METHODS: Eighty patients were randomly assigned to receive either conventional bilateral (N.=40) or unilateral (N.=40) spinal anesthesia with 50 mg hyperbaric prilocaine 2%. In the unilateral group, lateral decubitus was maintained for 10 minutes. Sensory and motor block courses, time to first micturition, and side effects were recorded.
RESULTS: On the operated side, the highest sensory block was T8 (T12-T2) in the unilateral and T9 (T11-T4) in the bilateral group (P=0.0328); the time to motor (115±26 min in the unilateral and 108±24 min in the bilateral groups, P=0.2350) and sensory (156±30 min in the unilateral and 158±26 min in the bilateral groups, P=0.7550) block resolution was similar in both groups. On the non-operated side, the unilateral group had a faster motor (64±48, P<0.001) and sensory (120±47, P<0.001) time to block resolution than the conventional group. Restricted unilateral motor and sensory block was achieved in 30% and 12.5% of patients, respectively. Time to voiding was shorter in the unilateral than in the conventional group (220±47 vs. 249±51 min, respectively, P=0.0104). There were no significant differences in adequacy for surgery and side effects between the groups.

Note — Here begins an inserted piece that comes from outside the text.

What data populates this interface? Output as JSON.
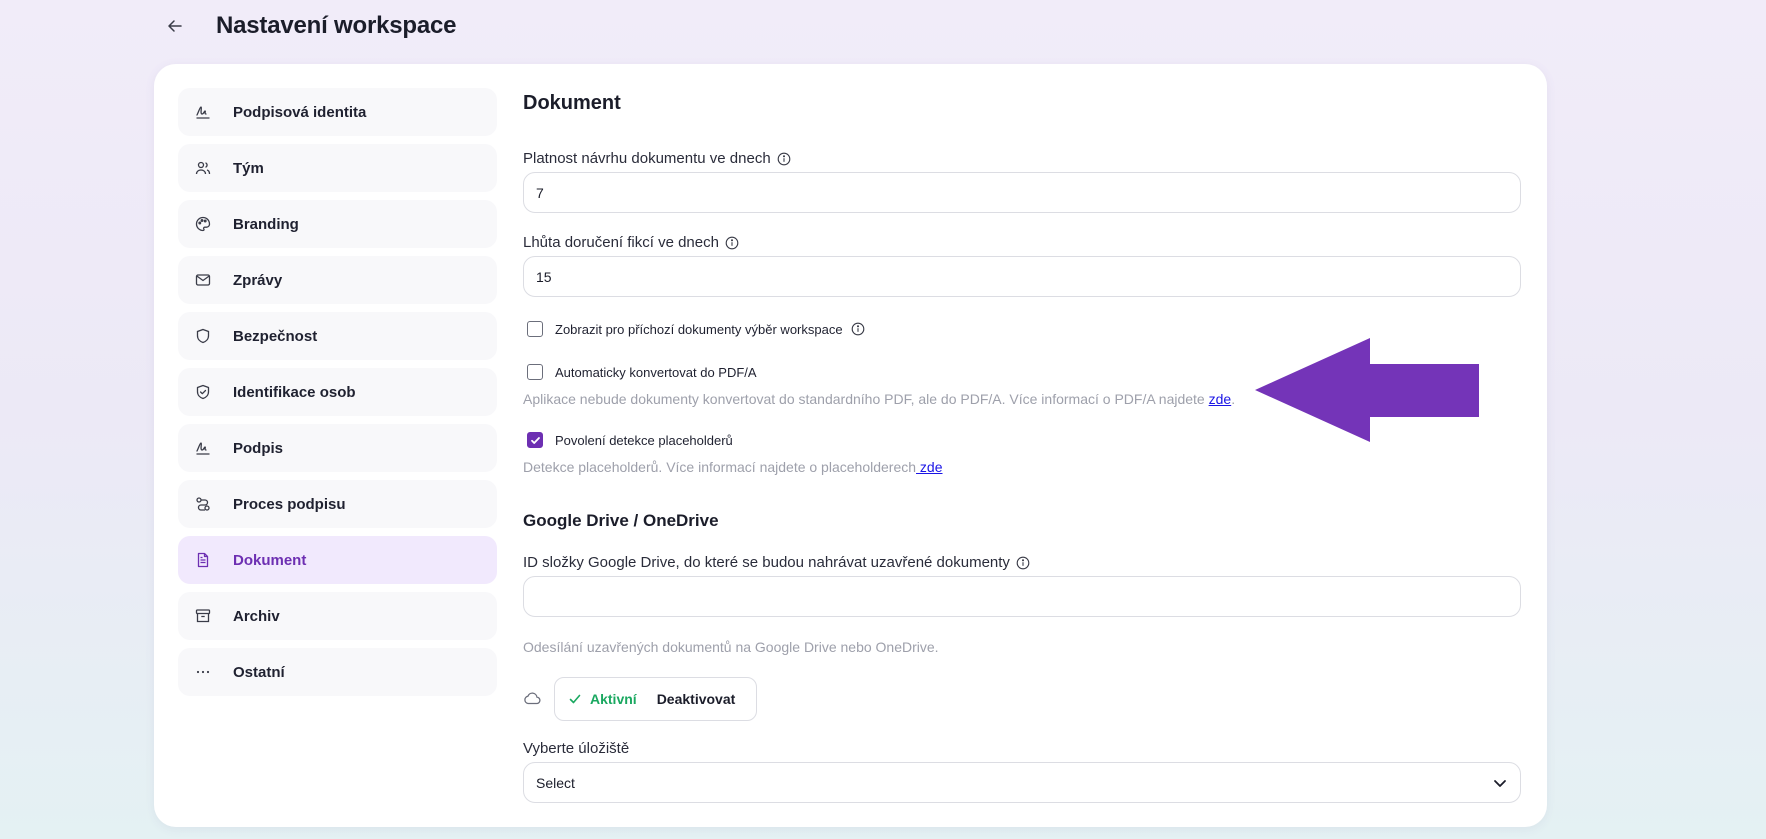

CONCLUSION: In day-case inguinal herniorrhaphy, attempting unilateral spinal anesthesia with 50 mg hyperbaric 2% prilocaine produced faster time to voiding.